Tynwald has been the setting for the 2014 British-Irish Parliamentary Reporting Association symposium.
Officers from the parliaments and assemblies of Gibraltar, Guernsey, Jersey, Northern Ireland, the Republic of Ireland, Scotland, the UK and Wales joined with the Isle of Man’s Hansard team over three days to discuss best practice and innovation in parliamentary reporting.
Tynwald’s head of Hansard Ellen Callister explained: ‘Holding the annual BIPRA conference here in the Isle of Man has been a real honour for us. Each jurisdiction takes it in turns to organise the event – the last time we held it here was 10 years ago, centring around Tynwald Day 2004. The opportunity for us to meet our counterparts in other jurisdictions is invaluable; we hope our guests have enjoyed it as much as we have and that they are encouraged to return soon to visit more of our beautiful Island.’
Topics generating lively discussion included transcription via voice recognition – now and in the future – the growing demand for open data, ‘managing the march of technology’ and role played by BIPRA members in ‘editing history.’
On the subject of open data House of Commons deputy editor of debates Alex Newton favoured ‘cautious engagement’, adding ‘We have no alternative’, a sentiment echoed by Anna Gruffud from the National Assembly of Wales who said it would assist ‘in the drive towards greater transparency’.
Tes Stranger, from the House of Commons, said: ‘This is the fourth BIPRA symposium I’ve attended and it’s the subtle changes I notice most; how speech recognition – in particular the Dragon system – and development upgrades feature more on the agenda every year.’
Tynwald provides Hansard support to the Parliament of Gibraltar.
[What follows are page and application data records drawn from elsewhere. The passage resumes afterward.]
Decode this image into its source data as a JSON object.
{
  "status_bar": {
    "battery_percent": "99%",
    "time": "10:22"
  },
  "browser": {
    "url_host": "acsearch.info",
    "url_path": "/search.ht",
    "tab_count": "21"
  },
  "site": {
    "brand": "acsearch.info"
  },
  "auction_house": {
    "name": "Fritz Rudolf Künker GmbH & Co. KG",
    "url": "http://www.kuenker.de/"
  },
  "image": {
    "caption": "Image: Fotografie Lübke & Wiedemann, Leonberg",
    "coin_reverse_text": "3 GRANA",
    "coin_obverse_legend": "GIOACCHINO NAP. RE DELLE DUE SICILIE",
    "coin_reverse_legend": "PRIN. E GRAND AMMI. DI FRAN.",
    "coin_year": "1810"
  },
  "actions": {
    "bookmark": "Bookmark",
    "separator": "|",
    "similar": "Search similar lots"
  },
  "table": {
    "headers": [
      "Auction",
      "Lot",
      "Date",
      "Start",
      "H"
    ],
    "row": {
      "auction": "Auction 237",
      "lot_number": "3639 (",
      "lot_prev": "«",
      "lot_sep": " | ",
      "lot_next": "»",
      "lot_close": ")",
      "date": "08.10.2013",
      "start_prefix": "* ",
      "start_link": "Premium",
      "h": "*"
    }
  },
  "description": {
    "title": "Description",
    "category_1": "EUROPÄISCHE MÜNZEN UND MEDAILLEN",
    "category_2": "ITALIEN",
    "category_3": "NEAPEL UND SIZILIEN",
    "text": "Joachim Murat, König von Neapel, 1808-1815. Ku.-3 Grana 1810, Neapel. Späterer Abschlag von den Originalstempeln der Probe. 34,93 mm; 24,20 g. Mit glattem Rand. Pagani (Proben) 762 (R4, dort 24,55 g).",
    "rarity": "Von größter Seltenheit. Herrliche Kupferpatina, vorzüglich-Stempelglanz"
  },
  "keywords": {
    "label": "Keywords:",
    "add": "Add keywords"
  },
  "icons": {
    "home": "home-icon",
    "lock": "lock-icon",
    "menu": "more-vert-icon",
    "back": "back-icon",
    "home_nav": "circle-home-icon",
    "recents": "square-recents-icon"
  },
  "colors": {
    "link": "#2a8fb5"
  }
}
Its clerk, Paul Martinez, said that the Tynwald team delivered a ‘quality, on-time service’, to create an official public record of parliamentary business that played a significant role ‘in the enfranchisement of the people’. For Cai Evans from the Welsh National Assembly ‘the quality aspect’ of voice recognition was all-important, given that Hansard officers served as ‘guardians of the democratic process’ and he urged delegates not to become ‘dazzled by technology’, while Tynwald’s deputy head of Hansard Deborah Pilkington expressed the view that ‘there still needs to the human element.’
Summing up the symposium Alex Newton observed: ‘We’re all grappling with the same problems, but structurally we’re very different.’ On creating an official record Carl Lombard from the Houses of Oireachtas posed the question ‘How verbatim do we want to be?’, cautioned against doing away with manual intervention and alerted delegates to ‘the dangers of leaving it all to the machine’. Simon Guerrier from the House of Lords said the sessions had shown ‘how much we can learn from each other’ and offered delegates his own unique take on new technology, saying ‘change that isn’t improvement is just meddling.’
At the conclusion of the sessions House of Lords Hansard managing editor Hywel Evans said the three-day event had provided a valuable opportunity ‘to discuss matters with fellow professionals we don’t usually get to meet with in groups’ and he thanked Tynwald’s head of Hansard Ellen Callister and her team for arranging a ‘brilliantly hosted’ symposium that had been ‘a terrific experience.’